## SOURCE DATA

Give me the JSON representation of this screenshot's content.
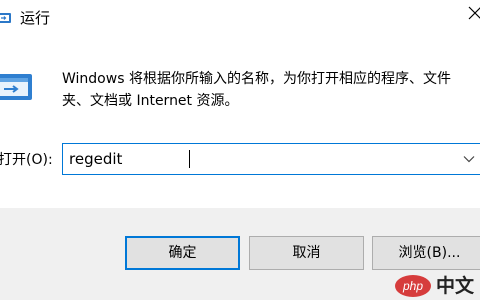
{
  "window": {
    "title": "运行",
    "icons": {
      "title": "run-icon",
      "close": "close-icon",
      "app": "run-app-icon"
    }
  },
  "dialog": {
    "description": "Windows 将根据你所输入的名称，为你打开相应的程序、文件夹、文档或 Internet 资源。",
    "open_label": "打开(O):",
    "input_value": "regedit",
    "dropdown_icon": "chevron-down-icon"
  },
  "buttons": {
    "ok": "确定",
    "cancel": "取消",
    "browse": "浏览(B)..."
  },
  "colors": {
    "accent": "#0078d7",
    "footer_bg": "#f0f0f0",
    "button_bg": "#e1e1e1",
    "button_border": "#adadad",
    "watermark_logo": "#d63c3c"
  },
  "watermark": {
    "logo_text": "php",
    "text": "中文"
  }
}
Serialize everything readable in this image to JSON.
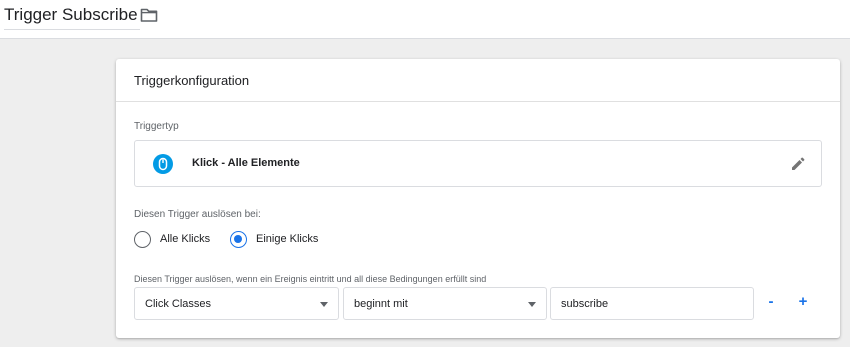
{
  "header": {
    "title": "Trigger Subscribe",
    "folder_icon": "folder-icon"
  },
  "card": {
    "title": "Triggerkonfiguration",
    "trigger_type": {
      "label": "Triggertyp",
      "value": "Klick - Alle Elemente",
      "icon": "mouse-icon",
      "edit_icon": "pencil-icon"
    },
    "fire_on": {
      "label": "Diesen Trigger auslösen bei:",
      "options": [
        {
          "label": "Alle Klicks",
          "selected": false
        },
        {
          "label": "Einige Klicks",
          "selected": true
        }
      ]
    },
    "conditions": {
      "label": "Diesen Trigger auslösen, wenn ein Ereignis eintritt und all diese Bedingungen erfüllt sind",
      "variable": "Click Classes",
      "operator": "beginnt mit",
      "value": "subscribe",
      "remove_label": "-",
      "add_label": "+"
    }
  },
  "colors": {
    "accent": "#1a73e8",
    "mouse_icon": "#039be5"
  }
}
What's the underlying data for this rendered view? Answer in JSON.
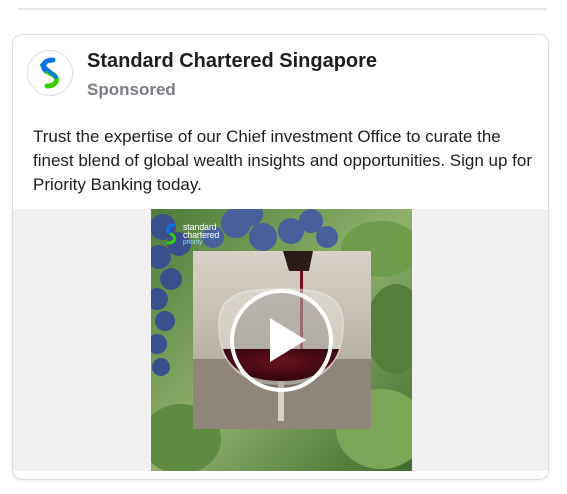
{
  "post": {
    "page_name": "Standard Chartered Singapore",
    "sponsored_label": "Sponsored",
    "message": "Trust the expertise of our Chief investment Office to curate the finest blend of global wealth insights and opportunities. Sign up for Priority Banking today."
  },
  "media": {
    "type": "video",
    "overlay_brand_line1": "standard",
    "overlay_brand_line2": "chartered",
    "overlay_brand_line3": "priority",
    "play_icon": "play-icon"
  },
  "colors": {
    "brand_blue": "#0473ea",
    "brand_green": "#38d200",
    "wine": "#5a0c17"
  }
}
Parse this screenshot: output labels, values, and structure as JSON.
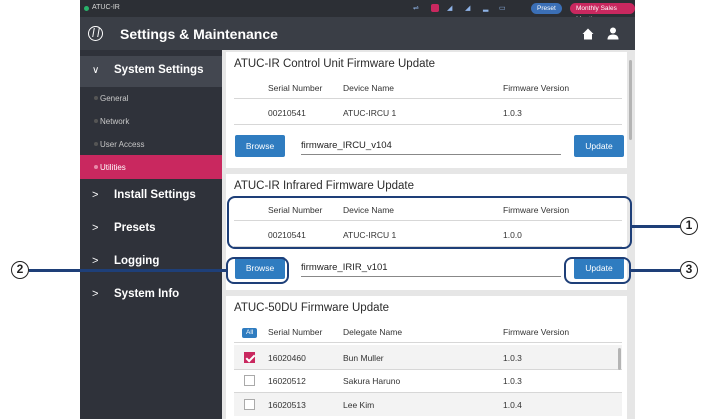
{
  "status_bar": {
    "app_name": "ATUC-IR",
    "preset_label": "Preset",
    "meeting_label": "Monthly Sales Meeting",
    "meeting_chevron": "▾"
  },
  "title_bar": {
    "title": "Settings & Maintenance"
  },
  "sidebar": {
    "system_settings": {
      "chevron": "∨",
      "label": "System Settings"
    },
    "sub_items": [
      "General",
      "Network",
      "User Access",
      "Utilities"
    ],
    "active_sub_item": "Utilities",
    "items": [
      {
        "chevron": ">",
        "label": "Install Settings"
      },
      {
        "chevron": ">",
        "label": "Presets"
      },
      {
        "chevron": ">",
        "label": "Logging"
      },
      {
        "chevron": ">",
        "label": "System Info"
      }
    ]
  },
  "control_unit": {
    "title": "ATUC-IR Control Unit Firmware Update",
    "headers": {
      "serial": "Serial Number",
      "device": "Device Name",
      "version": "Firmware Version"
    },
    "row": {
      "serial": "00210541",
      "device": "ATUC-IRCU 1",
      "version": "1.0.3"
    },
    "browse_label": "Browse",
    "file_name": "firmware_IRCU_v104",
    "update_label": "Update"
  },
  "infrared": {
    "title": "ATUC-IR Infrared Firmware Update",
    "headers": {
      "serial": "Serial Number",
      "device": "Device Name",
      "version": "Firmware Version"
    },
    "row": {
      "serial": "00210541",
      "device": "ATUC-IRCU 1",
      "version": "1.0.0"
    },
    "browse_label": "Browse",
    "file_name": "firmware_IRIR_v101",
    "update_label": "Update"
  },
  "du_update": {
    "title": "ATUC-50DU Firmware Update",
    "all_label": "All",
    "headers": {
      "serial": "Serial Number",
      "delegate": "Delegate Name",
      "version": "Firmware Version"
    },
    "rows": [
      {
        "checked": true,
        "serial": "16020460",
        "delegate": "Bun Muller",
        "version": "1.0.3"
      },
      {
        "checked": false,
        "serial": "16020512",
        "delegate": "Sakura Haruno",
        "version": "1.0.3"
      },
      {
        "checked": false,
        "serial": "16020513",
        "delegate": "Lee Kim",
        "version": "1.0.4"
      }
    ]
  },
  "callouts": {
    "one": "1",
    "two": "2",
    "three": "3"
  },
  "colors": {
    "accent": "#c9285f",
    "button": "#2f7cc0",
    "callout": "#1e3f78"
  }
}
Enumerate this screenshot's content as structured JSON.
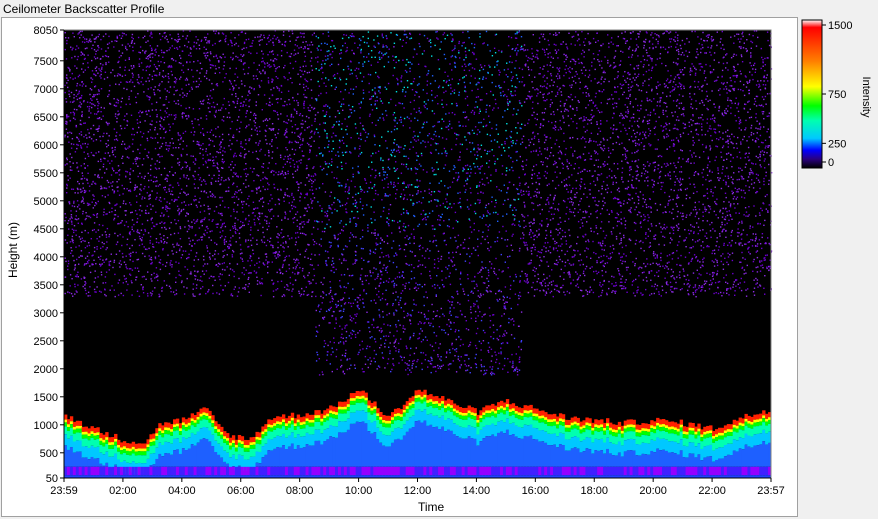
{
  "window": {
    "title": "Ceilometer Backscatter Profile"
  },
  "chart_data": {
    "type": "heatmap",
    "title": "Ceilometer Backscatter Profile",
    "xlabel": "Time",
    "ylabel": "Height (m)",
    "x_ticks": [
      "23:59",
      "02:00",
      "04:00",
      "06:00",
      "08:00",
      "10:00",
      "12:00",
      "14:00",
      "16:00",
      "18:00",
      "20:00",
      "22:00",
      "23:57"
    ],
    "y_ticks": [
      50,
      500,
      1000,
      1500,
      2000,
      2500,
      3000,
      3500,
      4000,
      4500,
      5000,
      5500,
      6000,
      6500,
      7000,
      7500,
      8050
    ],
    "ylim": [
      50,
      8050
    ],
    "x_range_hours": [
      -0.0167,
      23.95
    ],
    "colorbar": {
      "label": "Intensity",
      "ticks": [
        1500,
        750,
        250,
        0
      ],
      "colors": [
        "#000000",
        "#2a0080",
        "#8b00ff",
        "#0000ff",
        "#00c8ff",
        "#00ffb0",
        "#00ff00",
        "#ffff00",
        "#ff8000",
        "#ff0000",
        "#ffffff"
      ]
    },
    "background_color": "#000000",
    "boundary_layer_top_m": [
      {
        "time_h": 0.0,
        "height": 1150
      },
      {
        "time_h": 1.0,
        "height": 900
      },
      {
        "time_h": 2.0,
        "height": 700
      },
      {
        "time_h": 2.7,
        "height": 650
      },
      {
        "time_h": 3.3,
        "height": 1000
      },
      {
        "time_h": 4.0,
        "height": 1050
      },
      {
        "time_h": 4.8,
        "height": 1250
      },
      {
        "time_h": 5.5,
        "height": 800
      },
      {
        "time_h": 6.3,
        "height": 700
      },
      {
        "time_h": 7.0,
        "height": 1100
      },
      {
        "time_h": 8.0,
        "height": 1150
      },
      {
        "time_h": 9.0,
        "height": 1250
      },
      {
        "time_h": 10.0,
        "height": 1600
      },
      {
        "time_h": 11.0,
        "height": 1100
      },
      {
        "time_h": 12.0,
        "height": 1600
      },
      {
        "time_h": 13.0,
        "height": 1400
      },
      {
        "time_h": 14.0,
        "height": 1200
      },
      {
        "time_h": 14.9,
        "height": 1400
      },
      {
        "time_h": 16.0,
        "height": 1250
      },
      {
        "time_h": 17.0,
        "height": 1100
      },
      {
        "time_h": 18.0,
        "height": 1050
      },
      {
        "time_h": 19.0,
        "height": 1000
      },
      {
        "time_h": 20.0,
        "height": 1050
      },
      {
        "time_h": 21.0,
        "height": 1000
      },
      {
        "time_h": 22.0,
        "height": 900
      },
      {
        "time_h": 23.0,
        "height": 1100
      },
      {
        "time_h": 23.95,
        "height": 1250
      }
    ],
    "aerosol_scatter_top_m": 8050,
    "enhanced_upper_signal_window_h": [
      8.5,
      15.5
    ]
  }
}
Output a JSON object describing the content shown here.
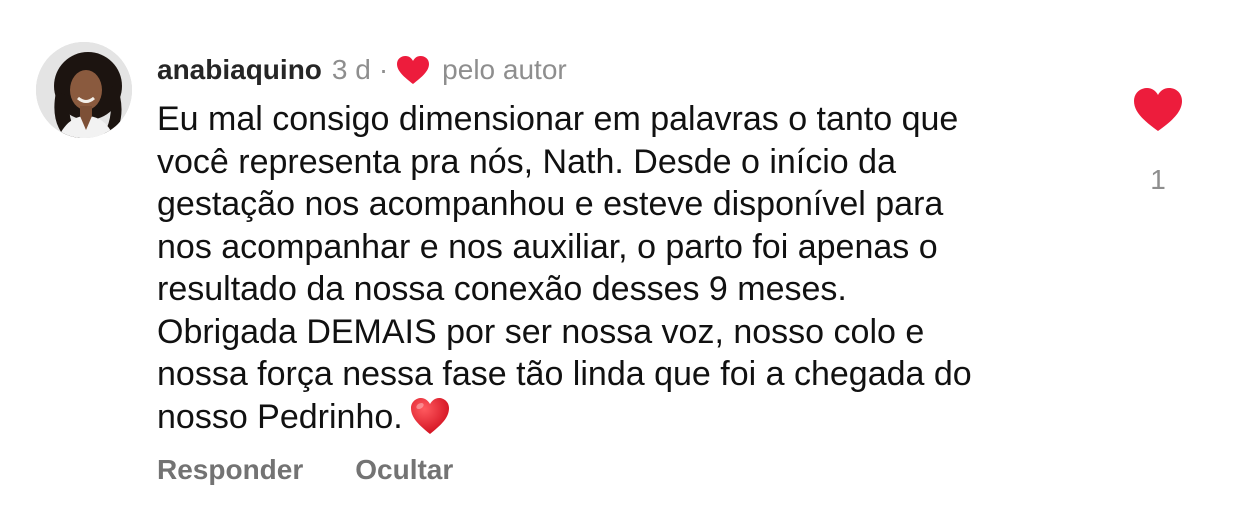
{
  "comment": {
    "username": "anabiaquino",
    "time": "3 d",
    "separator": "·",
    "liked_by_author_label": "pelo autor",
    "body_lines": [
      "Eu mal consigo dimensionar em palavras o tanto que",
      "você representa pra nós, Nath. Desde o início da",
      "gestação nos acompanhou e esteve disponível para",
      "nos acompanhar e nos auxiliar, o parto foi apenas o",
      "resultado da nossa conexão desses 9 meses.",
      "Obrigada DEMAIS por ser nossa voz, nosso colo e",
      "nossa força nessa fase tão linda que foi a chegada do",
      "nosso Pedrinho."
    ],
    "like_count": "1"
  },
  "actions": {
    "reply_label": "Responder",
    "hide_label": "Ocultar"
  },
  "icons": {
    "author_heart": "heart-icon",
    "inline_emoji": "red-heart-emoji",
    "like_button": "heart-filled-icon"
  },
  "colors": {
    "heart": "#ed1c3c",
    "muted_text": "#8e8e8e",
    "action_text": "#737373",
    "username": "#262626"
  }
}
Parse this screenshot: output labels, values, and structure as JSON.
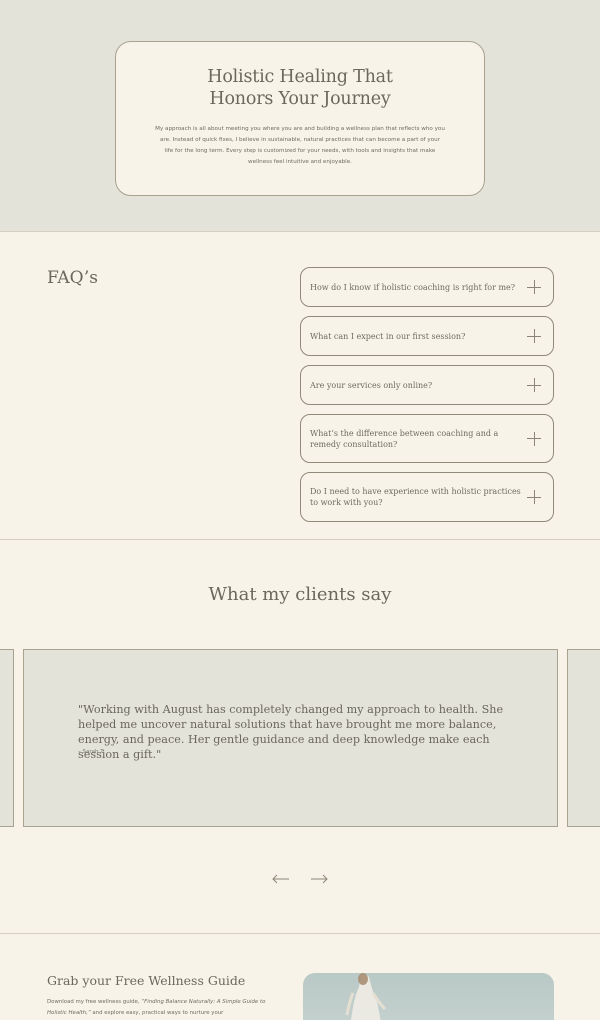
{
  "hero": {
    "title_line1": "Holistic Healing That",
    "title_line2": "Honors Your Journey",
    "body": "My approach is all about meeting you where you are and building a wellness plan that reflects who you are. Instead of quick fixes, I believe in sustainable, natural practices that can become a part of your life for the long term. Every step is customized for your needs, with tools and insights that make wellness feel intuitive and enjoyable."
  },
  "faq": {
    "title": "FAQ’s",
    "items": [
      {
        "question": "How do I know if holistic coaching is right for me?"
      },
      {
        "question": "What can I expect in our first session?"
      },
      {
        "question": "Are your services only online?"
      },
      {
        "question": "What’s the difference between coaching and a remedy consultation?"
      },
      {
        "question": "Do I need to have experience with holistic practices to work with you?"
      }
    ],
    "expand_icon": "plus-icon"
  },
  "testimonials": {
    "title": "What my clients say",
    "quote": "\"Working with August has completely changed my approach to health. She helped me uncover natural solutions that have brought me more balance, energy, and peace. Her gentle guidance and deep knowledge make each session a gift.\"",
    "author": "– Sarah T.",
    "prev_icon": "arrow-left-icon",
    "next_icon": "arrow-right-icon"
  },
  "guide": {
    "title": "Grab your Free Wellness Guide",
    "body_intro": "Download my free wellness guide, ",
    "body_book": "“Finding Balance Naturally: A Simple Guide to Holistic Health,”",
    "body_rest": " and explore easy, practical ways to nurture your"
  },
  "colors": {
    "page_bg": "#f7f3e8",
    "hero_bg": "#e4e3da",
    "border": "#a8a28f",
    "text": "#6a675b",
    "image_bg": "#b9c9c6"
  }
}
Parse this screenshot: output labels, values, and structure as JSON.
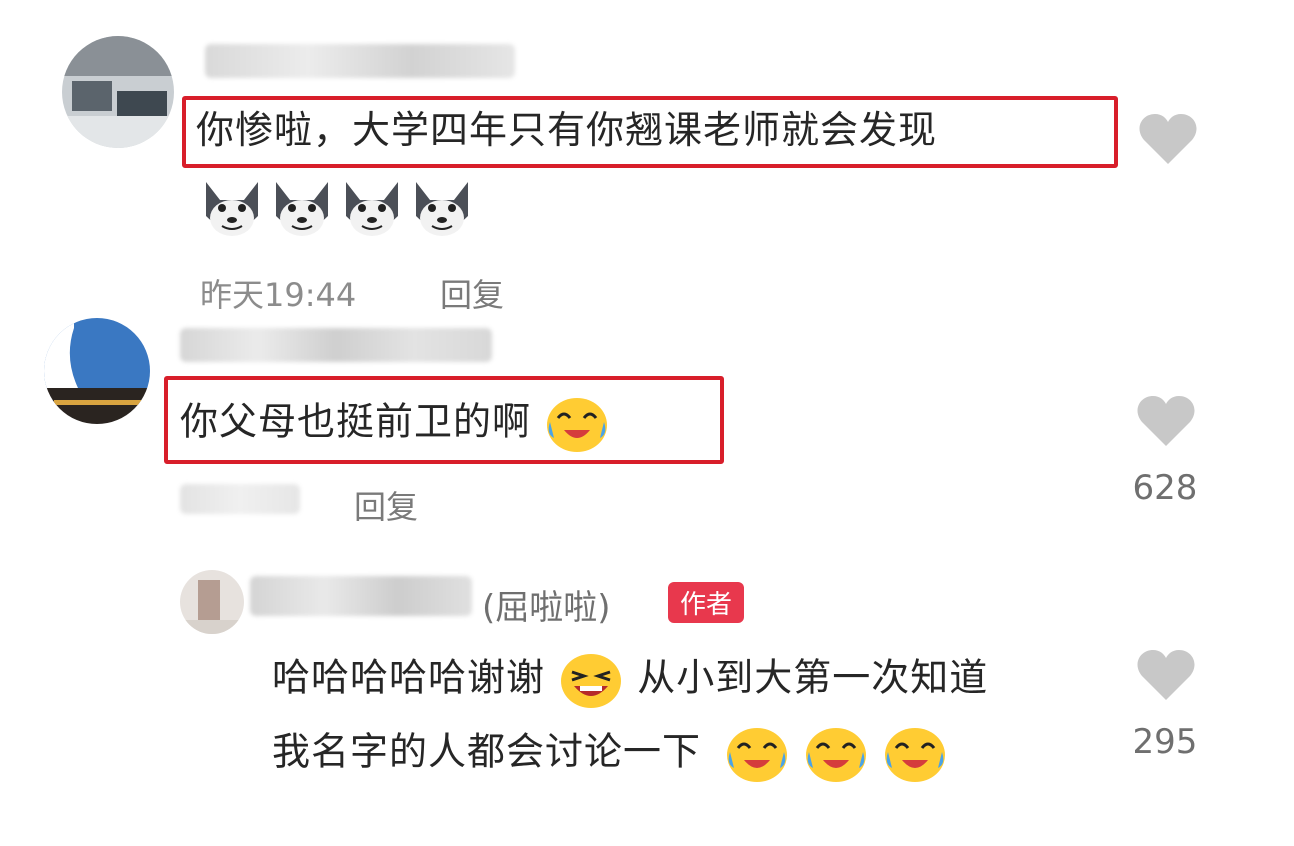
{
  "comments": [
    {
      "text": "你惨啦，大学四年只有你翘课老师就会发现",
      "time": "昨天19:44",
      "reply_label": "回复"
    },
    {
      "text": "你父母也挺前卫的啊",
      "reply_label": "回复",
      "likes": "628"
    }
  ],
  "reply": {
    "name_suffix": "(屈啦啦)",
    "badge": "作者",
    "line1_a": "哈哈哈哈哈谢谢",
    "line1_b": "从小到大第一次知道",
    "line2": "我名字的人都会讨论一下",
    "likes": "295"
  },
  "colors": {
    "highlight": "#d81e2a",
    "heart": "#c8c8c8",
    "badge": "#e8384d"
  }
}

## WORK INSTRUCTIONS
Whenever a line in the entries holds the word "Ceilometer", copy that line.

## ANSWER TO THIS PROBLEM
    "title": "Ceilometer Backscatter Profile"
    "title": "Ceilometer Backscatter Profile",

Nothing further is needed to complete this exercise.